At least coach Joel Quenneville says he is confident about that.
“That’s our expectation and our hope,” Quenneville said Friday after his team returned to the ice for the first time since Sunday.
Though he clarified his stance on whether Crawford would return, Quenneville left the “when” up in the air as the 33-year-old goaltender recovers from what the team deemed an upper-body injury.
Quenneville said Crawford has been in Chicago since he was put on injured reserve Dec. 27, but he refused to offer any more details amid reports earlier this week that the team was concerned he could be out for the season.
“Progress, to me, the next point would be seeing him get ready to get on the ice,” Quenneville said. “So I can say we haven’t seen much progress. That’s where we’re at with that.”
Placing Crawford on long-term injured reserve “is not part of the discussion” at this point, Quenneville said. Crawford has missed 10 games since he was put on IR, making him eligible for such a designation per league rules.
He last played Dec. 23, when he was pulled in the first period of a loss to the Devils after allowing three goals on seven shots. He is 16-9-2 with a .929 save percentage and a 2.27 goals-against average this season.
One report earlier this week suggested Crawford had vertigo-like symptoms, a notion Blackhawks senior adviser and Hockey Hall of Famer Scotty Bowman, father of general manager Stan Bowman, dismissed.
Scotty Bowman said he didn’t have direct knowledge of Crawford’s injury but believed it was concussion-related.
The Blackhawks held firm on their stance of silence regarding Crawford’s condition Friday after the team’s scheduled midseason break.
“We’re not talking about the injury,” Quenneville said after Friday’s practice in preparation for the Hawks returning to action Saturday night against the Islanders at the United Center. “Upper-body, but we don’t discuss injuries. We expect him to be fine.”
Quenneville said he has talked with Crawford since Sunday, when he said before his team’s 4-0 loss that he hadn’t been in communication with him.
Captain Jonathan Toews addressed Crawford’s condition vaguely Sunday, saying he would “do what he can to get himself better, so he can get back to playing … and help our team when he knows how to.”
Toews said Friday he has exchanged a “a few text messages here and there” with Crawford.
When pressed for details, Toews said: “That’s not really my place to talk on any of those matters. We wish him the best in his recovery. If we would get him back, we know he’s always going to be a great addition to our team.”
Patrick Kane took the same line when asked about Crawford.
“We can’t worry about who is hurt or who is out,” Kane said. “Obviously we want ‘Crow’ back, but he has to take care of himself too.
“That’s kind of where we’re at with that situation.”
The situation the Hawks find themselves in now is last place in the Central Division with 50 points. Going into Friday, they were three points out of the second wild-card spot in the Western Conference with four teams ahead of them. The Avalanche have won eight in a row and are 9-1 in their last 10.

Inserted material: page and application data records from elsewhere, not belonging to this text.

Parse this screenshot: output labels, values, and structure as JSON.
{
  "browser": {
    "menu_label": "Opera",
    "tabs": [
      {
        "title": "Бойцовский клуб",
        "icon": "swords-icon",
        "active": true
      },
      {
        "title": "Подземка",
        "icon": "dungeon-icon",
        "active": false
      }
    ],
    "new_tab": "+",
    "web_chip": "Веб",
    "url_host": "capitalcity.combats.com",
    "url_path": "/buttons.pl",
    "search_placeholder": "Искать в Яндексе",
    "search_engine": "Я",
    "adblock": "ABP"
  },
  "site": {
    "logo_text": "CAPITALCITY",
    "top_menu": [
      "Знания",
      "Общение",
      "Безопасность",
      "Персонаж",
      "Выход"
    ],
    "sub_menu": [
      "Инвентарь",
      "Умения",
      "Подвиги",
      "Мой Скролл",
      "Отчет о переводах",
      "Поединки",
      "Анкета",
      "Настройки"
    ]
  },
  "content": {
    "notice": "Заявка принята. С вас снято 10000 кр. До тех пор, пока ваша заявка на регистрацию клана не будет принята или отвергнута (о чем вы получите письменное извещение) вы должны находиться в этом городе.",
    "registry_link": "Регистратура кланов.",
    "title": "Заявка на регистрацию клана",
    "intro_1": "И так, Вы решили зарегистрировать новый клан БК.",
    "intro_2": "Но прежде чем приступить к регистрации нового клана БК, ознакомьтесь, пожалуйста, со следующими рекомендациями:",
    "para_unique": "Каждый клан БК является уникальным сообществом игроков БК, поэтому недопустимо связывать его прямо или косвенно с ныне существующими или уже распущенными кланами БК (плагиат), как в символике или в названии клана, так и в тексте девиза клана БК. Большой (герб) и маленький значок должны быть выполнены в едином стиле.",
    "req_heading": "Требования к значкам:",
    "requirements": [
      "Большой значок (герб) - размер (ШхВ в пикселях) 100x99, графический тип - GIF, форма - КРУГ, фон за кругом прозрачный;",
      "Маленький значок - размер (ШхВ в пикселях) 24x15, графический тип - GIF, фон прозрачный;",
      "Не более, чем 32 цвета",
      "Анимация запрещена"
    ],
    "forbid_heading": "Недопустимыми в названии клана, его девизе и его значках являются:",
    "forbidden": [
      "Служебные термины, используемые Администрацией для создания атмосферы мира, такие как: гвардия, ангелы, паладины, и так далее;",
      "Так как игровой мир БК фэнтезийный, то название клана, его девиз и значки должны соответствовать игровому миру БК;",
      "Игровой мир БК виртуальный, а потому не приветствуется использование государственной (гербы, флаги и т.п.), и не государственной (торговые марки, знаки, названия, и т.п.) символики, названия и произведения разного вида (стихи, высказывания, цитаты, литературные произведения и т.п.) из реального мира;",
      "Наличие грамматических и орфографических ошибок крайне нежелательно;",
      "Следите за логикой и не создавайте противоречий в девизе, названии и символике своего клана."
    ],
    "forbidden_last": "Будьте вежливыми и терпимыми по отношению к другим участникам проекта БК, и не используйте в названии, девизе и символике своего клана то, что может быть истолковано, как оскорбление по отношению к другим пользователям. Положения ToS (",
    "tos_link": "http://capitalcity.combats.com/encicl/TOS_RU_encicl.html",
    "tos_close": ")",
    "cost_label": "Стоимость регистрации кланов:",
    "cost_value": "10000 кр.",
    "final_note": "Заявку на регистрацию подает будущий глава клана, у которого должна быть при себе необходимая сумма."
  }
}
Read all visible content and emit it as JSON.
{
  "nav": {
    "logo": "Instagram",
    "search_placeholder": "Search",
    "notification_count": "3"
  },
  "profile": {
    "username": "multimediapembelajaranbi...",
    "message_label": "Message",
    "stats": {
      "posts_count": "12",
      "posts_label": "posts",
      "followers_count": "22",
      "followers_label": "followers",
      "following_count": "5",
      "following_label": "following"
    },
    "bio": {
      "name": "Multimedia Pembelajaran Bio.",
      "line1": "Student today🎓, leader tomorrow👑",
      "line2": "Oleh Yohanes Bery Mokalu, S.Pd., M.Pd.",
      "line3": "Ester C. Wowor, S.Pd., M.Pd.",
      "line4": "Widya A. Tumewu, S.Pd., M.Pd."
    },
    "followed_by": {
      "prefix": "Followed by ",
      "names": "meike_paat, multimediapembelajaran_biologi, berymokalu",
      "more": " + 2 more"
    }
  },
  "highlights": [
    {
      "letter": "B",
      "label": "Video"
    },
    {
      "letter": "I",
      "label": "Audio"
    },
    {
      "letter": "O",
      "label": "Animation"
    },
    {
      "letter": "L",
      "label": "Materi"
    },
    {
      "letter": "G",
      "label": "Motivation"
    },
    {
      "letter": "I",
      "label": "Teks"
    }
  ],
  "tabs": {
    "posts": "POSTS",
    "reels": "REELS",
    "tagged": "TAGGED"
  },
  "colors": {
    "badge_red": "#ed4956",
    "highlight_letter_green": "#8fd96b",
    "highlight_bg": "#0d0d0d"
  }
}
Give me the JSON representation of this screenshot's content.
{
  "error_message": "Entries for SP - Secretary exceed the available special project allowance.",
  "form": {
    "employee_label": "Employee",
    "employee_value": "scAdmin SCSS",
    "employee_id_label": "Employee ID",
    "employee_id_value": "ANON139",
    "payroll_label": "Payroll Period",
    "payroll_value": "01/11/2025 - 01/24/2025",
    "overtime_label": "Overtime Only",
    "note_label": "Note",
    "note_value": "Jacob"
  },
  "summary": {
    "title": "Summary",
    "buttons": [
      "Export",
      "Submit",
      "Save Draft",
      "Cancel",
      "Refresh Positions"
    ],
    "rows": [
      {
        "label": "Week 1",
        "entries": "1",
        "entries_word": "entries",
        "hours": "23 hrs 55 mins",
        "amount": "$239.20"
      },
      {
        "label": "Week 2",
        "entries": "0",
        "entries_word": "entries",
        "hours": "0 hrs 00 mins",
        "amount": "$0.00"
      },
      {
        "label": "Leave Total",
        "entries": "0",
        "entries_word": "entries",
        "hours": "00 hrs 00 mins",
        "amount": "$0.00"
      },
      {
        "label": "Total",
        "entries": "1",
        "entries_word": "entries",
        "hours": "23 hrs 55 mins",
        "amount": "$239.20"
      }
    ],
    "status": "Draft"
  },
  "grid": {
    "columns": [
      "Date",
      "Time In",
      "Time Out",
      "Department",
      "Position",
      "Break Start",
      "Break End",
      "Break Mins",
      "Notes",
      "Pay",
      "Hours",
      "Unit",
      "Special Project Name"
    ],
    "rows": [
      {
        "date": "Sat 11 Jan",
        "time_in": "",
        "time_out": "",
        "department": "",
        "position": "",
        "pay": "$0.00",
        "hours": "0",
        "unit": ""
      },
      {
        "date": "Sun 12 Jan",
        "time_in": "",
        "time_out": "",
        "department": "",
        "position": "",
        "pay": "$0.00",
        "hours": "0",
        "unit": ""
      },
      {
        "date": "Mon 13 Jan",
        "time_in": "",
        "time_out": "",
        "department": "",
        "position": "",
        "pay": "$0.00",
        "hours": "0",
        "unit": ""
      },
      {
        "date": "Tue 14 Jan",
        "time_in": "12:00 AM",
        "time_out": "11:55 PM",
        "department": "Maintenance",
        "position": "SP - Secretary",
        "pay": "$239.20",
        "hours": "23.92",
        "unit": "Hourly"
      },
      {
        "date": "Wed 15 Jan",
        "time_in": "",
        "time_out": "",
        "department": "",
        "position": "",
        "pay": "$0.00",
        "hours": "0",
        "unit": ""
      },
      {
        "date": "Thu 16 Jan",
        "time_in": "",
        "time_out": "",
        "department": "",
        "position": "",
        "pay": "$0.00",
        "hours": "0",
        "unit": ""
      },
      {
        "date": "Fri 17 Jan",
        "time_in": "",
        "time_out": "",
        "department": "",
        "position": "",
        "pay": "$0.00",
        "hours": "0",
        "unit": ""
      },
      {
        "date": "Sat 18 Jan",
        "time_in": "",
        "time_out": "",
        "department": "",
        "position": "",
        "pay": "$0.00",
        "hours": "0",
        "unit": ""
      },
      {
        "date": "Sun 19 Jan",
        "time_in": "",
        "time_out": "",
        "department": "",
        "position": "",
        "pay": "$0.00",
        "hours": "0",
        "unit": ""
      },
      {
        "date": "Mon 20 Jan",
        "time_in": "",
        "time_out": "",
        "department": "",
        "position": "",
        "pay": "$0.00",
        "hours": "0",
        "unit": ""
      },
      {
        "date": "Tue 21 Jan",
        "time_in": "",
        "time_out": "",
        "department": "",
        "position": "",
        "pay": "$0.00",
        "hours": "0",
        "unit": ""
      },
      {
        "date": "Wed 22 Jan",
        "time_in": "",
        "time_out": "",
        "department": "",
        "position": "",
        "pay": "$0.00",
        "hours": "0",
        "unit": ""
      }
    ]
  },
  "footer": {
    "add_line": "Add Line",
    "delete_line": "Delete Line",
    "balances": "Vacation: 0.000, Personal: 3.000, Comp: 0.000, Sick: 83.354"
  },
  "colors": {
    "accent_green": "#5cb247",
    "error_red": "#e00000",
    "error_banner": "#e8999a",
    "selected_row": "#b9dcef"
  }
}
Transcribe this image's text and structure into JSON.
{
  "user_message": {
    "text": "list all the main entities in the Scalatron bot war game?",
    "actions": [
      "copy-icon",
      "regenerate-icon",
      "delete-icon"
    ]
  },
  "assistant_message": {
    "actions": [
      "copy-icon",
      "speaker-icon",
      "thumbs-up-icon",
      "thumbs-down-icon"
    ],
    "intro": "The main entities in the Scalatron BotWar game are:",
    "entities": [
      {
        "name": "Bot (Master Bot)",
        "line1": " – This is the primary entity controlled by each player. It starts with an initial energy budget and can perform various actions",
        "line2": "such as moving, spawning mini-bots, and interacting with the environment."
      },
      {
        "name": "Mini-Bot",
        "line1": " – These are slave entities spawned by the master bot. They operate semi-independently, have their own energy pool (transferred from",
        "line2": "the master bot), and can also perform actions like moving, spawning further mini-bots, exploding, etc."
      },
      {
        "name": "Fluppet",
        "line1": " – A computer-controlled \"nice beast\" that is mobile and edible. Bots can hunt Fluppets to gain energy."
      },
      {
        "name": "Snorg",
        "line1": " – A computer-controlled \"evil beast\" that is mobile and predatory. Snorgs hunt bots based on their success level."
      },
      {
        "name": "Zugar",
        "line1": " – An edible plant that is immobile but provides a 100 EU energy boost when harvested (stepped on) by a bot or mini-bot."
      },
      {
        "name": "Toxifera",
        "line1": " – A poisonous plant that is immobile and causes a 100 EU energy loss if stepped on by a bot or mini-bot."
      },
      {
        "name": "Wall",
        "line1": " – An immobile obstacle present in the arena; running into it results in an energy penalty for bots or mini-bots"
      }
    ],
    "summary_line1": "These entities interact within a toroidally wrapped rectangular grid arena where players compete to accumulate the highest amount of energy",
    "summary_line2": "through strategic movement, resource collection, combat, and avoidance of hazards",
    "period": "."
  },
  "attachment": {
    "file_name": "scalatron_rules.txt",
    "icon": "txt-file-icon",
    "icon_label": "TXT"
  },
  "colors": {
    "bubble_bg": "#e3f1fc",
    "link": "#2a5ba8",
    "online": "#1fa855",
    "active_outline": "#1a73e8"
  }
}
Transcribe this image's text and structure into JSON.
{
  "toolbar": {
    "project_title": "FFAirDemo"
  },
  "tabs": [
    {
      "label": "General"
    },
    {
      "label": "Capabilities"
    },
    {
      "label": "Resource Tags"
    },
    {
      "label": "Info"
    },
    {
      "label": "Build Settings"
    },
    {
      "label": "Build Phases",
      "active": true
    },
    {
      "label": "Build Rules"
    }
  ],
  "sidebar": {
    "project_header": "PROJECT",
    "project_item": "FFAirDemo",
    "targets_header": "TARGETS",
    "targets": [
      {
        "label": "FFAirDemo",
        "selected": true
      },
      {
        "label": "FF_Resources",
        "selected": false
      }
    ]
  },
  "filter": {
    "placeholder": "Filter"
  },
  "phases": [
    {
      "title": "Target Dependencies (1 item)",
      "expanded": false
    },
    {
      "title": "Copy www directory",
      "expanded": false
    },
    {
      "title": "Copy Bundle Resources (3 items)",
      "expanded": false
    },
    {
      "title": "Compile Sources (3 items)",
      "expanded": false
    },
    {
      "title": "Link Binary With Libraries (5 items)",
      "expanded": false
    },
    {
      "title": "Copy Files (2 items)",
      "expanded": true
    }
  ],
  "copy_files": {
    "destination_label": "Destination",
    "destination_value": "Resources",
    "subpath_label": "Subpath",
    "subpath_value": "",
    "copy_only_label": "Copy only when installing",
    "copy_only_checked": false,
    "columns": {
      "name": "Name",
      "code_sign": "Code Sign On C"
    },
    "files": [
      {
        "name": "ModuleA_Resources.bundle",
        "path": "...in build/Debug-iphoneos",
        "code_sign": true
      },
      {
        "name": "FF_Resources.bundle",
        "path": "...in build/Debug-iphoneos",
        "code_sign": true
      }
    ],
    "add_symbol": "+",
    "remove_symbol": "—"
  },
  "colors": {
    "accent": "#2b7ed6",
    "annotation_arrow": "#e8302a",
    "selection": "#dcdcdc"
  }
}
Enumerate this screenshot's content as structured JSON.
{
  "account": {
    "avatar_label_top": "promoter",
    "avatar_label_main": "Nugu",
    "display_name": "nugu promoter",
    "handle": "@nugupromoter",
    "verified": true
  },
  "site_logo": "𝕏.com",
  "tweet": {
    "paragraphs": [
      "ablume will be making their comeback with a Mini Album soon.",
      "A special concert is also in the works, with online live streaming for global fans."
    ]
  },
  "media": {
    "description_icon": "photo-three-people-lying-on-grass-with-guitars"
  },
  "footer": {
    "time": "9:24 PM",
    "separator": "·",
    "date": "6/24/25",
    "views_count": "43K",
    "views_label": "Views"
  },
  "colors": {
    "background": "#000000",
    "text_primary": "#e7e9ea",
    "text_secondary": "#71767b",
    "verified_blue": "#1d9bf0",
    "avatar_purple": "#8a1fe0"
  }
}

“It’s unbelievable how everyone picked up a lot of points over the last few days,” Quenneville said. “It changes quickly.”
The Hawks lost all three games Crawford missed at the beginning of December with an upper-body injury but won five in a row upon his return. They are 5-4-1 since his latest injury but 6-8-4 overall when he doesn’t start.
“That’s out of our control,” Kane said of Crawford’s injury. “We’re just trying to do what we can in here, come together as a group. Whoever’s in here is in here. That’s the group we have to play with.”